Often in business it is necessary to send an important company communiqué to a group of people, informing them of changes or revisions to company policies and procedures. If those people belong to a formal group, there are a number of options for addressing a letter to them.
Addressing a Group in a Letter
Use the official designated name for the group if the group is formally organized and recognized by that name. If the group is Daughters of the American Revolution, for example, it is perfectly correct to address the letter to the group using "Dear Daughters of the American Revolution.” This is the most formal way to acknowledge the information in the letter is for the consumption of the full group. However, it is doubtful that the letter itself will get shared with the group as a whole, but rather its officers and managers.

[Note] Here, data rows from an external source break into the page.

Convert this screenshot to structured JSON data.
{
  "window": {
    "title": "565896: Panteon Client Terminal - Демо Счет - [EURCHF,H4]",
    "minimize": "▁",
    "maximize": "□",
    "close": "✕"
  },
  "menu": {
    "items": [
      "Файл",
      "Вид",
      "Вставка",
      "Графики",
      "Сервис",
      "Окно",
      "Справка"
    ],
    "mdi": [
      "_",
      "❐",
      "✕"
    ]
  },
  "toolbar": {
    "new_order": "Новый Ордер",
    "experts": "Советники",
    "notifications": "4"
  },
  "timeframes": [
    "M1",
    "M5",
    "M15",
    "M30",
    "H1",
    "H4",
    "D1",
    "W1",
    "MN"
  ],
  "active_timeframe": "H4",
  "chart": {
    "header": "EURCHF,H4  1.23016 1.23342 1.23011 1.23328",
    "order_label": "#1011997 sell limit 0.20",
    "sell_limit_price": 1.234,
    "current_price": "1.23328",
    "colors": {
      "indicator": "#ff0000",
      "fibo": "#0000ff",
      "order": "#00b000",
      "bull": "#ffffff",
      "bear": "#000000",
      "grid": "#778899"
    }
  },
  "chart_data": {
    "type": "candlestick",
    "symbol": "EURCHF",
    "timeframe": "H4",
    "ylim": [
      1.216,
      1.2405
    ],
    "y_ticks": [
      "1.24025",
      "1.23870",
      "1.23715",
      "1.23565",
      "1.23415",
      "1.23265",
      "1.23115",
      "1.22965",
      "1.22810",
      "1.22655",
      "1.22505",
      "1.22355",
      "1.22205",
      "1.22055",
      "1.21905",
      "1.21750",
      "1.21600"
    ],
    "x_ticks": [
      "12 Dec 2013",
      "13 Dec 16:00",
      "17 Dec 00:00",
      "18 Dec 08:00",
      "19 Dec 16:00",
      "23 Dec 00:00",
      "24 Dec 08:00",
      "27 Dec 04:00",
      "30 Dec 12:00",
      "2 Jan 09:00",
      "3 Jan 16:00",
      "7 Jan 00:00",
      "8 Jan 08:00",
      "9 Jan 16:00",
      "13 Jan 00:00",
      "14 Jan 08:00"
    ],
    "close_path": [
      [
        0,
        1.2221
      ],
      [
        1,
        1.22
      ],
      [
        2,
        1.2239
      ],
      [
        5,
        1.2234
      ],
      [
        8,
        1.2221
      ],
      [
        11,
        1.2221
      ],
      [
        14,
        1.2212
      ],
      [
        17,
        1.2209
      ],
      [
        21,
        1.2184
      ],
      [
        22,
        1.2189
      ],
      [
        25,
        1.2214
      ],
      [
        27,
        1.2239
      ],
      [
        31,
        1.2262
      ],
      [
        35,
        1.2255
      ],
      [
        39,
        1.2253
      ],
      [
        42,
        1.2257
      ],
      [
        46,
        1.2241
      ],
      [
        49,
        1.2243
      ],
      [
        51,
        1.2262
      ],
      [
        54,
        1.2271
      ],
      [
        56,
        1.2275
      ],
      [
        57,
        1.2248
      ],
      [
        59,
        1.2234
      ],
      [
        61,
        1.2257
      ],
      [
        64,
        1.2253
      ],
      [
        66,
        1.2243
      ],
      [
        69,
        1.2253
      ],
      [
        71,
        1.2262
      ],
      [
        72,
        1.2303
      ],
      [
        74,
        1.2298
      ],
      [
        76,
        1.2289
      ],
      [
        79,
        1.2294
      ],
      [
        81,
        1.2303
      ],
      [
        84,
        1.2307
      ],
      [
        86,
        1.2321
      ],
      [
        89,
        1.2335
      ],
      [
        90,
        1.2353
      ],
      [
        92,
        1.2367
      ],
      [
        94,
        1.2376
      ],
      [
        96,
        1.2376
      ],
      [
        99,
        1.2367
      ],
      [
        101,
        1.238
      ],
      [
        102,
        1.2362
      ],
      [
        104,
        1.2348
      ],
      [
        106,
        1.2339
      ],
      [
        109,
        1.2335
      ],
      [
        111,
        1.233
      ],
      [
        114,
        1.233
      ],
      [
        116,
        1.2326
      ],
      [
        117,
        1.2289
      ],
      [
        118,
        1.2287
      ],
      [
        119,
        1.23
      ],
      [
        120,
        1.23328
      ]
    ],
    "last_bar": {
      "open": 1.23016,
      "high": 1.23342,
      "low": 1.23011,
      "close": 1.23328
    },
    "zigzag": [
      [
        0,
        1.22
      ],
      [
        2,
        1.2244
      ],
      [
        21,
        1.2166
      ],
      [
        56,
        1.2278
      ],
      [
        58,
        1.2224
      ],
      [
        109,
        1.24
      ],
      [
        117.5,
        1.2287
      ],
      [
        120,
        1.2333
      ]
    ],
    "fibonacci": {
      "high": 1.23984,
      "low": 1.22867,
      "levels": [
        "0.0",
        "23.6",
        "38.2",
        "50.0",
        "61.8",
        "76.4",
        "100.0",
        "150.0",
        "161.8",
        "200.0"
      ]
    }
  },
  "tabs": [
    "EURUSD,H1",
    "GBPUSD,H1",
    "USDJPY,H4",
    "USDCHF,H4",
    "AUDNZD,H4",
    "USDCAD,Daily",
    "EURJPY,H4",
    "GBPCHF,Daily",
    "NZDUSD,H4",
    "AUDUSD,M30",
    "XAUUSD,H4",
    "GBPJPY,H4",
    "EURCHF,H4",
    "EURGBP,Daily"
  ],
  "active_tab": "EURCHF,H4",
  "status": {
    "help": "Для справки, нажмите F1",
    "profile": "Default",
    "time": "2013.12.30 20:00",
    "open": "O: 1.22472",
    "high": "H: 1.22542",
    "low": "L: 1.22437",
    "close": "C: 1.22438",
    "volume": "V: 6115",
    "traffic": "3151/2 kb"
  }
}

It is also acceptable to address the group by their collective title, forgoing the designation "Dear." You may begin a letter with “To All Account Managers” or “To Night Shift Supervisors.”
If the group is one in which you would like to address an individual whose title and name are unknown, it is appropriate to use the greeting “To Whom It May Concern.” While this phrase assumes that it is intended for an individual, it is appropriate to use when addressing a group. This salutation, while correct and appropriate, lacks the authority that comes from addressing an important letter with the correct contact person’s name and title.
Use a simple designation such as “Distribution,” or even “See Distribution,” in the "To" field of a business memorandum, especially if the letter is an internal one. The names of all individuals on the distribution list should be completely disclosed in the letter, usually as part of the footer section. This list can be organized alphabetically or by organization hierarchy with the senior managers' names listed first in rank order, followed by an alphabetical listing of all subordinates.
List the names, titles and addresses of all parties concerned if the group is small and not connected by association with a single company. This method is one of convenience to the recipients of the letter, who are provided with a handy reference guide to all parties in a single communiqué.
Marla Currie has written professionally since 1995. She is editor and publisher of The Urban Shopper, an online magazine whose consumerist content is targeted to Black and Latino females. In addition to short fiction, Currie is author of "The Humours of Black Life," a nonfiction work. She has a master's degree in advertising.